DirectAccess client IPsec authentication with Active Directory credentials only (no computer certificate is required)
Option to use a self-signed certificate that is created automatically by DirectAccess for authentication of the network location server and for IP-HTTPS
Features that are not available without a certificate infrastructure include:
Access to internal IPv4 support by using NAT64/DNS64
Support for client access to internal servers not running IPv6
DirectAccess deployment without upgrading IPv4 corporate servers
Simplified IPsec deployment with single tunnel
DirectAccess clients access all resources through a single tunnel
No requirement to manage a quarantine network of infrastructure servers that are only available over a single tunnel
New and improved deployment scenarios
Single network adapter support
Can deploy a server with a single adapter that is located behind an edge or NAT device
Clients connect by using IP-HTTPS
Force tunneling support
Easy configuration of force tunneling during DirectAccess configuration
Easy configuration of NAP during DirectAccess configuration
Multiple domain support for DirectAccess
Ability to locate DirectAccess servers and clients in different domains
Multiple geographical locations
Automatically connect clients to the DirectAccess server entry point closest to them
Computers running Windows 8 Consumer Preview can manually specify an entry point, overriding the automatic entry point that is assigned
Support for fail over from one DirectAccess entry point to another
OTP client authentication
Support for two-factor authentication using OTP
Virtual smart card support
Can leverage TPM on DirectAccess client computers to provide two-factor smart card authentication
Can eliminate overhead that is associated with smart card deployment
Can deploy Remote Access servers behind an edge firewall or NAT device
No requirement for the server to have an adapter connected directly to the Internet
Off-premises client support
Client computers join a domain and retrieve domain settings through the Internet
DirectAccess client support
Can install DirectAccess on computers running Windows Server “8” Beta, Windows Server 2008 R2, Windows 8 Consumer Preview, and Windows 7 Ultimate, or Windows 7 Enterprise
Limitations for client computers running Windows 7:
Server Core installation support
Support for the Remote Access role on computers running a Server Core installation
Can deploy multiple Remote Access servers in a cluster
Can load balance the cluster by using Windows NLB or a hardware load balancer
Windows NLB supports up to eight cluster members
Hardware load balancing supports up to 32 cluster members
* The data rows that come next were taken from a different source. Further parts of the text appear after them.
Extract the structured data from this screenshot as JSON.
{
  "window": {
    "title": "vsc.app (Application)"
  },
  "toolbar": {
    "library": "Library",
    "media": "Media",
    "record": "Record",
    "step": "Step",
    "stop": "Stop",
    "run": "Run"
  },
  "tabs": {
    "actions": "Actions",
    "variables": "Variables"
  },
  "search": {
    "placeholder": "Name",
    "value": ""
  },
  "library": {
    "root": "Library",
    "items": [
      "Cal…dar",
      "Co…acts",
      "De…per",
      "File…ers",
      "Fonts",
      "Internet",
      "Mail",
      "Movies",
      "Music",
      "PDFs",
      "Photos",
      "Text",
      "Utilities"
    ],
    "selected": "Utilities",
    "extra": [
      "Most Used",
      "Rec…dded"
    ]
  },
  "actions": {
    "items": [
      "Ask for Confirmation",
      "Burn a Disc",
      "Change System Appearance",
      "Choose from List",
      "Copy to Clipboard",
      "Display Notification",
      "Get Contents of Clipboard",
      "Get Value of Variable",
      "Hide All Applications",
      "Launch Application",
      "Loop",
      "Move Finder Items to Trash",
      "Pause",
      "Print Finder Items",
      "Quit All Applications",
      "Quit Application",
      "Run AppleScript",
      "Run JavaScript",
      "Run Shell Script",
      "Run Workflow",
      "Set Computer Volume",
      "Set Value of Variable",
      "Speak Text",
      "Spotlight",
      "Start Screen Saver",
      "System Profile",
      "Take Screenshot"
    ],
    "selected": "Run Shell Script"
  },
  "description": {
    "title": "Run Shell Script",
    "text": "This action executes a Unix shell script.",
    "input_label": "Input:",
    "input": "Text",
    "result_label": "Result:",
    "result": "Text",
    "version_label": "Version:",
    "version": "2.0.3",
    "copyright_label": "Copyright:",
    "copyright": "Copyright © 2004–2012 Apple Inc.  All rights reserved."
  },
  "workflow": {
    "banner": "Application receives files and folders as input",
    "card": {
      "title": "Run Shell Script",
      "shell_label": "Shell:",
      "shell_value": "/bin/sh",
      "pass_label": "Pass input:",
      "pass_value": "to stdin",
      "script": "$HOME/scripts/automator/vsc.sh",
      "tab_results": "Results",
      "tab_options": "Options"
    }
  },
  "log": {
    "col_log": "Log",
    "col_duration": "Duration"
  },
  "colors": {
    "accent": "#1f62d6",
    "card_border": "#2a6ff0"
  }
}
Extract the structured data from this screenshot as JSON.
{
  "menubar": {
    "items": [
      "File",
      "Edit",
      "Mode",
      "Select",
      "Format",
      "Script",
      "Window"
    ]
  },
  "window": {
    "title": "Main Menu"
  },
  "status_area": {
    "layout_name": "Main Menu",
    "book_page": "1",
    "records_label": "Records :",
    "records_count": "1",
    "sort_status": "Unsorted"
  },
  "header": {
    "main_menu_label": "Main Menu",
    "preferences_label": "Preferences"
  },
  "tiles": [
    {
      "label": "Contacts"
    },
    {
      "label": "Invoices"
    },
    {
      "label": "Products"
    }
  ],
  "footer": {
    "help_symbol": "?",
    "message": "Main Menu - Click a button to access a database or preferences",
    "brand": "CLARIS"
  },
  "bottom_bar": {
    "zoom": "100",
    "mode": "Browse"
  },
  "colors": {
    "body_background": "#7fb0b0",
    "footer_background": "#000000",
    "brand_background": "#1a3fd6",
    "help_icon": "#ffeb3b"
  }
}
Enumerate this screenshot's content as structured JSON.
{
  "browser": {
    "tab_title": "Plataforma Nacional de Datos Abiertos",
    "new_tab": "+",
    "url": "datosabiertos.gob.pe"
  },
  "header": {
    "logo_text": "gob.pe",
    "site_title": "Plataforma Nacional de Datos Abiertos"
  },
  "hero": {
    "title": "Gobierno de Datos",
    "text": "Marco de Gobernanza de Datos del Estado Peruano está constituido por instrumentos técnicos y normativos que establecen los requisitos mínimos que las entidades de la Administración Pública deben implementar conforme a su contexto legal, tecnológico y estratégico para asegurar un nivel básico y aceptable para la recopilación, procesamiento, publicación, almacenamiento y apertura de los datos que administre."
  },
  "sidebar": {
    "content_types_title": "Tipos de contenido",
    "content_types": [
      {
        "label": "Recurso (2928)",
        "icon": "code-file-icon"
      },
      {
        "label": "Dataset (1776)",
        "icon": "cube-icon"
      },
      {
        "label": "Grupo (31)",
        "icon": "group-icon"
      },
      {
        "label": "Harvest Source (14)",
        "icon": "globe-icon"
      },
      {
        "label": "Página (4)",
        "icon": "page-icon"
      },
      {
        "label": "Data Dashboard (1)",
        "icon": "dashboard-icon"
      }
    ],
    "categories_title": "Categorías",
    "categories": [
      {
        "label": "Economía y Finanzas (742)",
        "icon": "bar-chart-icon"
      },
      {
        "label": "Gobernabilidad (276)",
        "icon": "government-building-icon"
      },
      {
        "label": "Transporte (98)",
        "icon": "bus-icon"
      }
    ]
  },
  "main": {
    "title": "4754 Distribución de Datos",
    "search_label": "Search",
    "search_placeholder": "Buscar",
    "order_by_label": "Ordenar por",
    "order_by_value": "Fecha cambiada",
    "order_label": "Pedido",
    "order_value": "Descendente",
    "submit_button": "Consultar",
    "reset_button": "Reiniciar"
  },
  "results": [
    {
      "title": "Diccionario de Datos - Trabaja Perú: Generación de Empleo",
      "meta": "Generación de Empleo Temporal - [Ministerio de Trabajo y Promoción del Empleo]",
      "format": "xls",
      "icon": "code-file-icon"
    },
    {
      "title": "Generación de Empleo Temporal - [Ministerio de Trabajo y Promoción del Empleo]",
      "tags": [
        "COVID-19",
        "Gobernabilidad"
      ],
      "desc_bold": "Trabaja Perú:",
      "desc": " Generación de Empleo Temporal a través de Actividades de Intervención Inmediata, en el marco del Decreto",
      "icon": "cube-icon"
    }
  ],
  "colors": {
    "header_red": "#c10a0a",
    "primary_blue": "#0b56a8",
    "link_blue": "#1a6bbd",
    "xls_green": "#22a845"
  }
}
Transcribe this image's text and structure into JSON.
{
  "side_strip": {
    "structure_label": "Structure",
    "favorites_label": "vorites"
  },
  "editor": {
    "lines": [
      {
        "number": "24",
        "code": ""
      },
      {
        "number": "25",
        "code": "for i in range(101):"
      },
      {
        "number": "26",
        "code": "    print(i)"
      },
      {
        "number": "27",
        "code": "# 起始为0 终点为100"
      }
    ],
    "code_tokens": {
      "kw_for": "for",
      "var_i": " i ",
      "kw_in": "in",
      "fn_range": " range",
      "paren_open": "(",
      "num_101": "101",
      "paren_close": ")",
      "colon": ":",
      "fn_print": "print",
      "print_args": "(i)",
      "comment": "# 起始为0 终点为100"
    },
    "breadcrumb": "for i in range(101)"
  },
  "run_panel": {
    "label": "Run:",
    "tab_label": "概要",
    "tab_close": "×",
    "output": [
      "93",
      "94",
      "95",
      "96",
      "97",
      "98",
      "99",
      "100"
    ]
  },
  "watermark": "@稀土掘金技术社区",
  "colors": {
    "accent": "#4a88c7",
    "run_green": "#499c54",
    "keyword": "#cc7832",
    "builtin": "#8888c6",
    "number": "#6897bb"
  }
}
Can add and remove servers from the cluster without interrupting connections that are in progress
Support for all RRAS VPN protocols on server cluster deployments
SR-IOV virtualization for improved performance
Support for IPsec Task Offload v2
Support for clients behind a proxy server that requires manual configuration of proxy settings
Faster performance with NULL encryption